61ReferencesSHEA/IDSA Compendium of Recommendations. Infect Control Hosp Epidemiol 2008;29:S81–S92.Stabler RA, Dawson LF, Phua LT, et al. Comparitive analysis of BI/NAP1/027 hypervirulent strains reveals novel toxin B-encoding gene (tcdB) sequences. J Med Micro. 2008;57:771–5.Sunenshine RH, McDonald LC. Clostridium difficile-associated disease: new challenges from and established pathogen. Cleve Clin J Med. 2006;73:
62ReferencesWarny M, Pepin J, Fang A, Killgore G, et al. Toxin production by and emerging strain of Clostridium difficile associated with outbreaks of severe disease in North America and Europe. Lancet. 2005;366:Wilcox MF, Fawley WN, Wigglesworth N, et al. Comparison of the effect of detergent versus hypochlorite cleaning on environmental contamination and incidence of Clostridium difficile infection. J Hosp Infect 2003:54:
63Additional Reference Slides The following slides may be used for presentations regarding CDI.Explanations are available in the notes section of the slides.
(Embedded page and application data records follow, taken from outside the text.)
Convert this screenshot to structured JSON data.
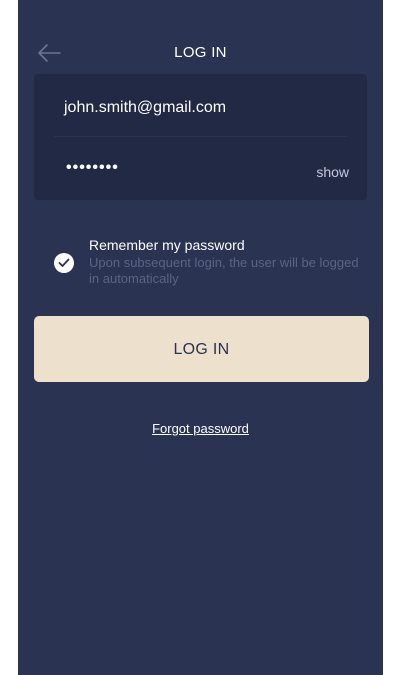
{
  "header": {
    "title": "LOG IN",
    "back_icon": "arrow-left-icon"
  },
  "form": {
    "email": "john.smith@gmail.com",
    "password_masked": "••••••••",
    "show_label": "show"
  },
  "remember": {
    "checked": true,
    "label": "Remember my password",
    "hint": "Upon subsequent login, the user will be logged in automatically"
  },
  "login_button": {
    "label": "LOG IN"
  },
  "forgot_link": "Forgot password",
  "colors": {
    "background": "#2b3352",
    "card": "#212945",
    "button": "#ede1cd",
    "hint_text": "#5b6485"
  }
}
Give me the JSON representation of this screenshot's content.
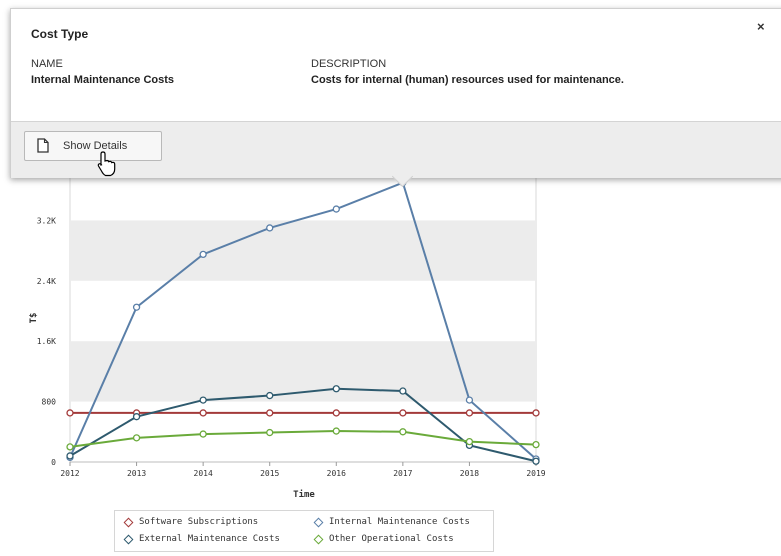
{
  "popover": {
    "title": "Cost Type",
    "close_label": "×",
    "name_label": "NAME",
    "name_value": "Internal Maintenance Costs",
    "description_label": "DESCRIPTION",
    "description_value": "Costs for internal (human) resources used for maintenance.",
    "details_button": "Show Details",
    "details_icon": "document-icon"
  },
  "chart_data": {
    "type": "line",
    "x": [
      2012,
      2013,
      2014,
      2015,
      2016,
      2017,
      2018,
      2019
    ],
    "xlabel": "Time",
    "ylabel": "T$",
    "ylim": [
      0,
      4000
    ],
    "y_ticks": [
      "0",
      "800",
      "1.6K",
      "2.4K",
      "3.2K"
    ],
    "grid": "alternating horizontal bands",
    "legend_position": "bottom",
    "series": [
      {
        "name": "Software Subscriptions",
        "color": "#a33a3a",
        "values": [
          650,
          650,
          650,
          650,
          650,
          650,
          650,
          650
        ]
      },
      {
        "name": "Internal Maintenance Costs",
        "color": "#5a7fa8",
        "values": [
          60,
          2050,
          2750,
          3100,
          3350,
          3700,
          820,
          40
        ]
      },
      {
        "name": "External Maintenance Costs",
        "color": "#2e5a6e",
        "values": [
          80,
          600,
          820,
          880,
          970,
          940,
          220,
          10
        ]
      },
      {
        "name": "Other Operational Costs",
        "color": "#6aaa3a",
        "values": [
          200,
          320,
          370,
          390,
          410,
          400,
          270,
          230
        ]
      }
    ]
  }
}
64Supplemental Prevention Strategies: Audit and feedback targeting broad-spectrum antibiotics This study demonstrated the impact of antimicrobial management on reducing CDI. This was a prospective, controlled interrupted time-series analysis in 3 acute medical wards for elderly people in the UK. Introduction of a narrow-spectrum antibiotic policy, reinforced by feedback, was associated with significant changes in targeted antibiotics and a significant reduction in CDI.Fowler et al. J Antimicrob Chemother 2007;59:990-5.